Problem requirements | Where a line below carries the word "amount", include it in the count, then give the count alone.

Website and app data records |
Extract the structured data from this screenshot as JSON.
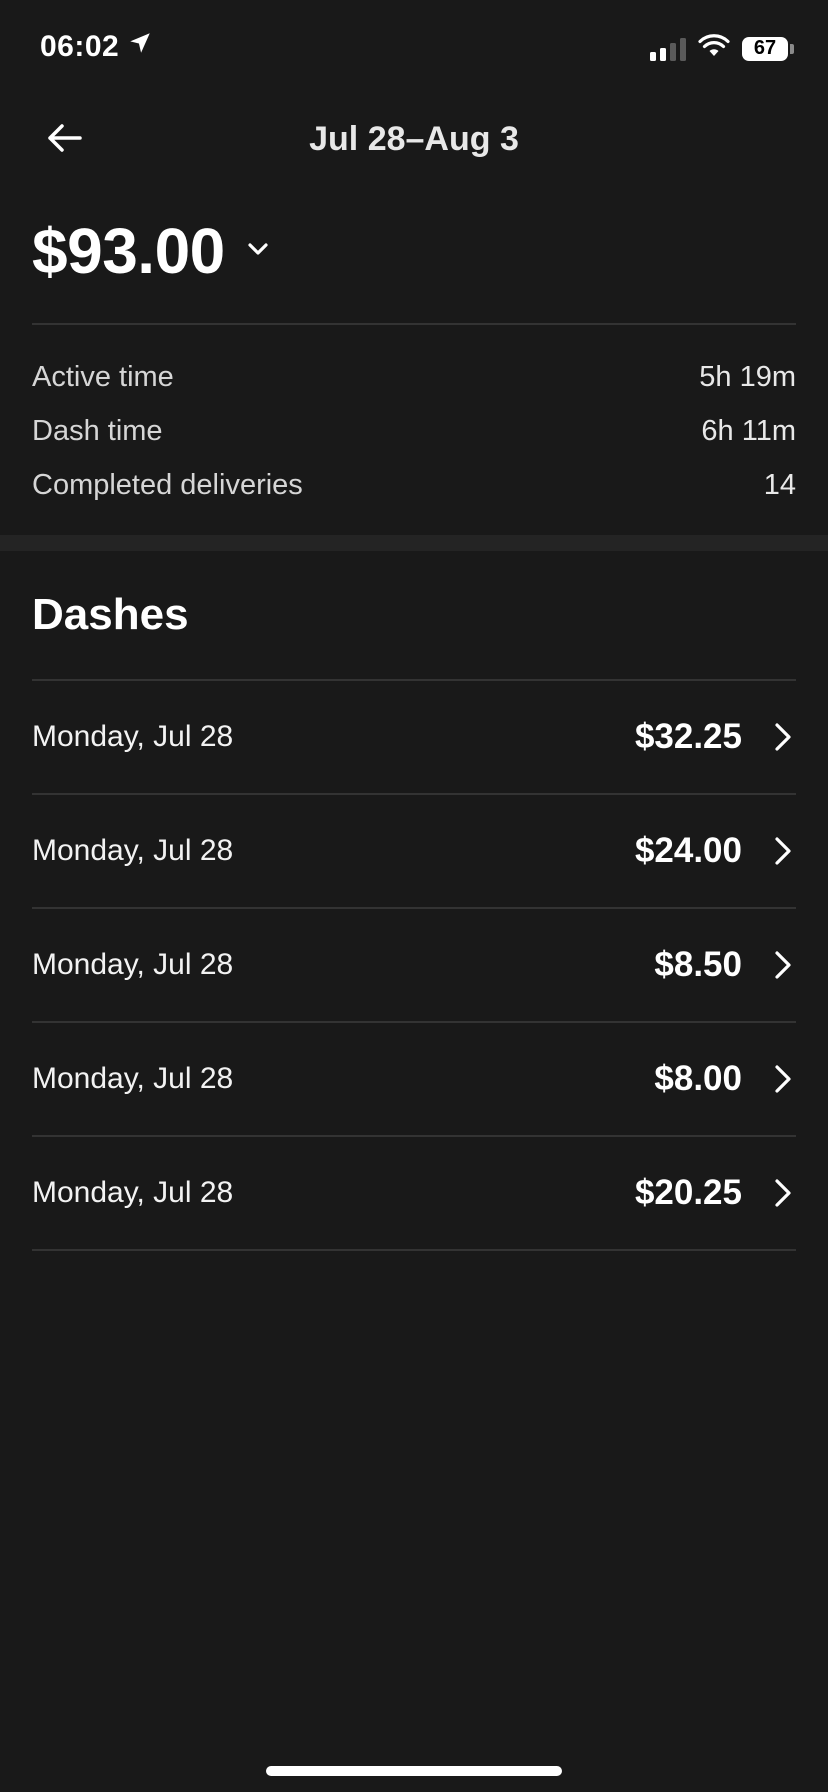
{
  "status_bar": {
    "time": "06:02",
    "battery": "67",
    "icons": [
      "location-arrow-icon",
      "signal-icon",
      "wifi-icon",
      "battery-icon"
    ]
  },
  "header": {
    "title": "Jul 28–Aug 3",
    "back_icon": "arrow-left-icon"
  },
  "summary": {
    "total": "$93.00",
    "expand_icon": "chevron-down-icon",
    "stats": [
      {
        "label": "Active time",
        "value": "5h 19m"
      },
      {
        "label": "Dash time",
        "value": "6h 11m"
      },
      {
        "label": "Completed deliveries",
        "value": "14"
      }
    ]
  },
  "dashes": {
    "title": "Dashes",
    "items": [
      {
        "date": "Monday, Jul 28",
        "amount": "$32.25"
      },
      {
        "date": "Monday, Jul 28",
        "amount": "$24.00"
      },
      {
        "date": "Monday, Jul 28",
        "amount": "$8.50"
      },
      {
        "date": "Monday, Jul 28",
        "amount": "$8.00"
      },
      {
        "date": "Monday, Jul 28",
        "amount": "$20.25"
      }
    ]
  },
  "colors": {
    "background": "#191919",
    "text": "#ffffff",
    "divider": "#333333",
    "muted": "#d6d6d6"
  }
}
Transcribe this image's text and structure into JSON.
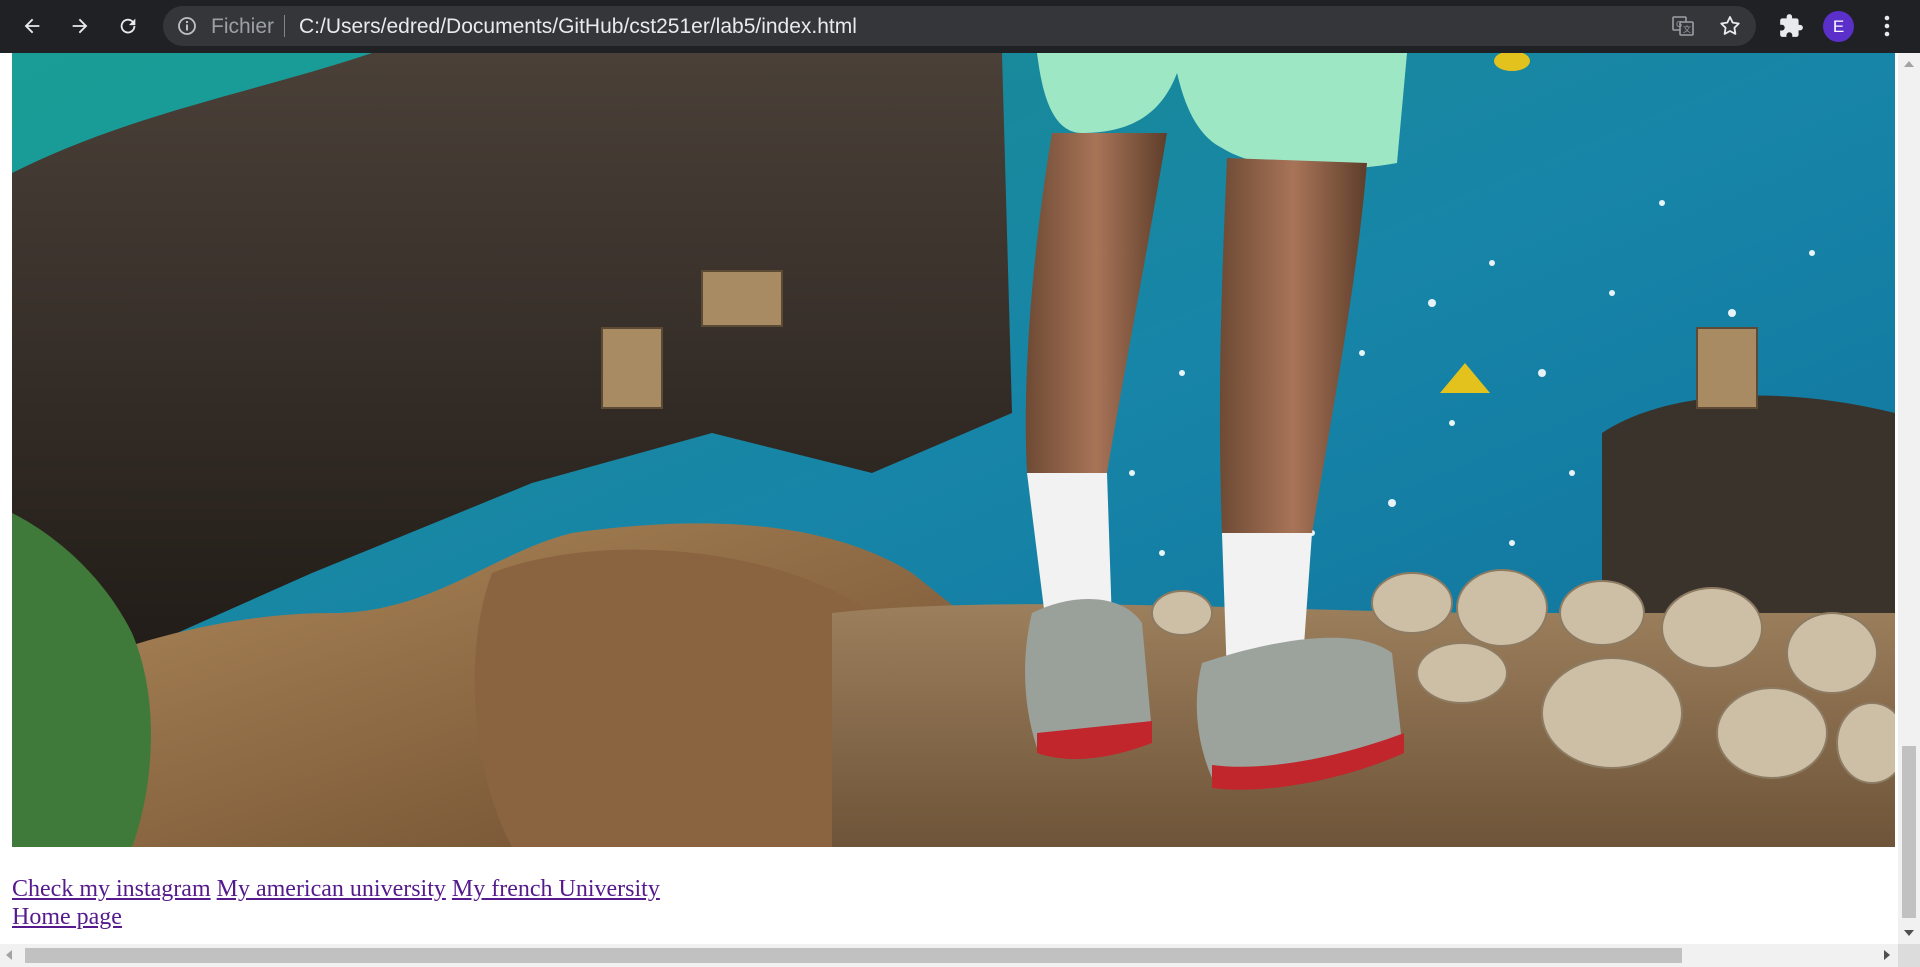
{
  "browser": {
    "address_scheme": "Fichier",
    "address_url": "C:/Users/edred/Documents/GitHub/cst251er/lab5/index.html",
    "profile_initial": "E",
    "profile_color": "#5b2fc9"
  },
  "page": {
    "photo_description_icon": "photo-image",
    "links_row1": [
      {
        "label": "Check my instagram"
      },
      {
        "label": "My american university"
      },
      {
        "label": "My french University"
      }
    ],
    "home_link": "Home page",
    "link_color": "#551a8b"
  },
  "scroll": {
    "vertical_position_fraction": 0.88,
    "horizontal_position_fraction": 0.0
  }
}
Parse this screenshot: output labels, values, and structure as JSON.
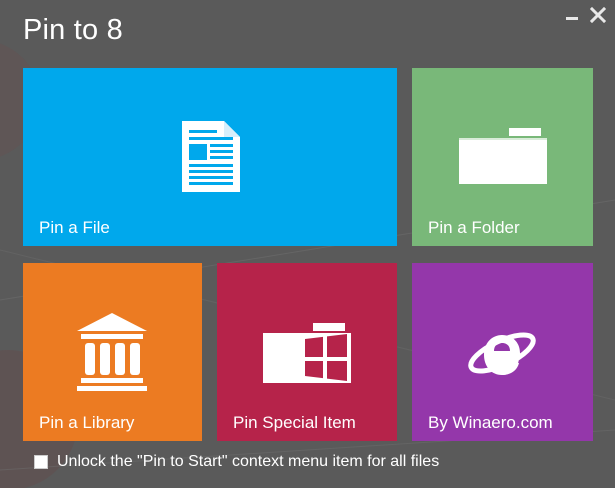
{
  "window": {
    "title": "Pin to 8",
    "minimize_icon": "minimize-icon",
    "close_icon": "close-icon"
  },
  "tiles": [
    {
      "id": "file",
      "label": "Pin a File",
      "color": "#00a8ec",
      "icon": "document-icon"
    },
    {
      "id": "folder",
      "label": "Pin a Folder",
      "color": "#79b879",
      "icon": "folder-icon"
    },
    {
      "id": "library",
      "label": "Pin a Library",
      "color": "#ec7b22",
      "icon": "library-icon"
    },
    {
      "id": "special",
      "label": "Pin Special Item",
      "color": "#b6234a",
      "icon": "windows-folder-icon"
    },
    {
      "id": "winaero",
      "label": "By Winaero.com",
      "color": "#9437aa",
      "icon": "internet-explorer-icon"
    }
  ],
  "checkbox": {
    "label": "Unlock the \"Pin to Start\" context menu item for all files",
    "checked": false
  }
}
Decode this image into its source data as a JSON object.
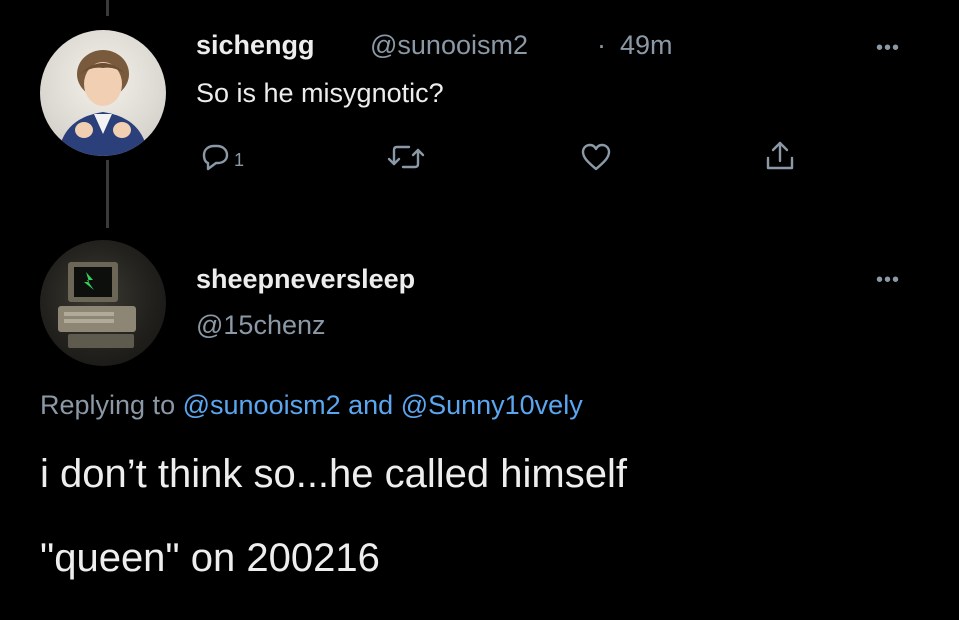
{
  "tweet1": {
    "display_name": "sichengg",
    "handle": "@sunooism2",
    "separator": "·",
    "time": "49m",
    "text": "So is he misygnotic?",
    "reply_count": "1",
    "more_label": "•••"
  },
  "tweet2": {
    "display_name": "sheepneversleep",
    "handle": "@15chenz",
    "more_label": "•••",
    "replying_prefix": "Replying to",
    "replying_mention1": "@sunooism2",
    "replying_and": "and",
    "replying_mention2": "@Sunny10vely",
    "text_line1": "i don’t think so...he called himself",
    "text_line2": "\"queen\" on 200216"
  },
  "colors": {
    "background": "#000000",
    "text_primary": "#ededed",
    "text_secondary": "#8b98a5",
    "mention": "#5aa6f0"
  },
  "icons": {
    "reply": "reply-icon",
    "retweet": "retweet-icon",
    "like": "heart-icon",
    "share": "share-icon",
    "more": "more-icon"
  }
}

Worked solution | 5